McGuinty, whose government announced it was putting off a $20 billion expansion of the Darlington nuclear station, said "we have more breathing space than we originally thought" before new energy generation capacity is needed.
"The estimates that our best experts gave us three and four years ago are pretty different from those that we're getting right now," the premier told reporters at Georgian College.
"We didn't factor in the single greatest global economic recession in the past 80 years," he said.
That has led to more and more manufacturers and mills in the province shutting down and shaving demand for electricity.
"We've had a massive slowdown in economic growth. I think every year for the last four years we've required less and less electricity not more, less," said McGuinty.
"Now that will turn around, there will be an increase in demand. We cannot meet all of that through renewables (like hydro, wind, and solar power) and aggressive conservation programs.
"There will be a need for more electricity."
McGuinty said federally owned Atomic Energy of Canada Ltd. is "the front-runner but definitely not the clear-cut winner based on the price" if and when any new nuclear reactors are eventually built.
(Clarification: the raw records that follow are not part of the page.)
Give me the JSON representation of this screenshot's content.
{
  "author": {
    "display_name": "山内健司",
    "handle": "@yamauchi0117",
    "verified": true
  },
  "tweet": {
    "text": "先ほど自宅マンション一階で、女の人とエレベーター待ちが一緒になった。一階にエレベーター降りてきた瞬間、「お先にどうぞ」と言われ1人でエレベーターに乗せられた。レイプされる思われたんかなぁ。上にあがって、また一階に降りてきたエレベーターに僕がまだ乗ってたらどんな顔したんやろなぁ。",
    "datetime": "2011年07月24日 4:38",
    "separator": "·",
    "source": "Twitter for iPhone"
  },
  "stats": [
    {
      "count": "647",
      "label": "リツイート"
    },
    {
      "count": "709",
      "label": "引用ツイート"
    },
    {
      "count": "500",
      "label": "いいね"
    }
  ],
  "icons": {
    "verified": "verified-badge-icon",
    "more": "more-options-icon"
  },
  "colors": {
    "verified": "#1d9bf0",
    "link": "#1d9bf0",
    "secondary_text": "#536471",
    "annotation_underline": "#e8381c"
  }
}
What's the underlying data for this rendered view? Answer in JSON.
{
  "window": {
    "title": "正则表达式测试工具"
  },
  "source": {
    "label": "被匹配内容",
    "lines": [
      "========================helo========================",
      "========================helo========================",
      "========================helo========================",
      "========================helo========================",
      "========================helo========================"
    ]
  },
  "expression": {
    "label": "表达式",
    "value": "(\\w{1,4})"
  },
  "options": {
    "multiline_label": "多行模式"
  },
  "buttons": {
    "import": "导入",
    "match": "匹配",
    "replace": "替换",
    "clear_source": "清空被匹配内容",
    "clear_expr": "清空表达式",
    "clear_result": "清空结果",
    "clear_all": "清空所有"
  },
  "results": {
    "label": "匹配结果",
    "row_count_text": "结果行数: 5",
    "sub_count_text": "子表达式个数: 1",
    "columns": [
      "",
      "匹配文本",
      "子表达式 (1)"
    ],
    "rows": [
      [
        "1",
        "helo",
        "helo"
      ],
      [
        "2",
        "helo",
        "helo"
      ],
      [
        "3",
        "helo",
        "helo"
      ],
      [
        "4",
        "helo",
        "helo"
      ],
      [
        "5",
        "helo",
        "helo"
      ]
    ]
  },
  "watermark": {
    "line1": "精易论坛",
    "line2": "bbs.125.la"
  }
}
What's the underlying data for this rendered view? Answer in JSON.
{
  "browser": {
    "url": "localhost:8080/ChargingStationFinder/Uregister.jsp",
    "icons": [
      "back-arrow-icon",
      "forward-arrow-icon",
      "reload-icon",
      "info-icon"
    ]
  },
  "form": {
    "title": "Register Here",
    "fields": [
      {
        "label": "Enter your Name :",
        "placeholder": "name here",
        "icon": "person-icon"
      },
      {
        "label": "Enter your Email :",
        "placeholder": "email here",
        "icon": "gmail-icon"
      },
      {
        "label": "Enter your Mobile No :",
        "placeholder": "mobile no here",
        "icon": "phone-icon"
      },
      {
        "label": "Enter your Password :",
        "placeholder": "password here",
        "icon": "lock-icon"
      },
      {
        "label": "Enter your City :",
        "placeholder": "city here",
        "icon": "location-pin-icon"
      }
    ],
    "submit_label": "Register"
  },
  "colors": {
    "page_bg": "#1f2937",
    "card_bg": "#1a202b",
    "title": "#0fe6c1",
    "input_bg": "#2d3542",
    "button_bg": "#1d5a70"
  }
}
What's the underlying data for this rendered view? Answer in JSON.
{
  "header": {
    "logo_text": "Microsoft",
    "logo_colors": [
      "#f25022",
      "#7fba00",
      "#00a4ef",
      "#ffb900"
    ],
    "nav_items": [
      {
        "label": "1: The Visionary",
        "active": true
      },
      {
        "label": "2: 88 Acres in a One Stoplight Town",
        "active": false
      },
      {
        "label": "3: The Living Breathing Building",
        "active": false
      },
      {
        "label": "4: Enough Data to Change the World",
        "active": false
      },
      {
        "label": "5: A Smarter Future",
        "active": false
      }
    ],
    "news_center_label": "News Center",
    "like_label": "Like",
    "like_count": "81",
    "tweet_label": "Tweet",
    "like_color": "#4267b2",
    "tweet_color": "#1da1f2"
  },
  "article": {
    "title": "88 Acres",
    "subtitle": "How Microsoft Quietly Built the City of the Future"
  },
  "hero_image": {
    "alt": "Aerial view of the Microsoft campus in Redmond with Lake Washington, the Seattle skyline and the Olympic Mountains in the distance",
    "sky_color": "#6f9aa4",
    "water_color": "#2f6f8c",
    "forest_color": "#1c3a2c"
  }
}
The premier said his staff has been in touch with Prime Minister Stephen Harper's office in hopes that Ottawa, which is trying to sell AECL's reactor business, will help Ontario pay for new atomic needs.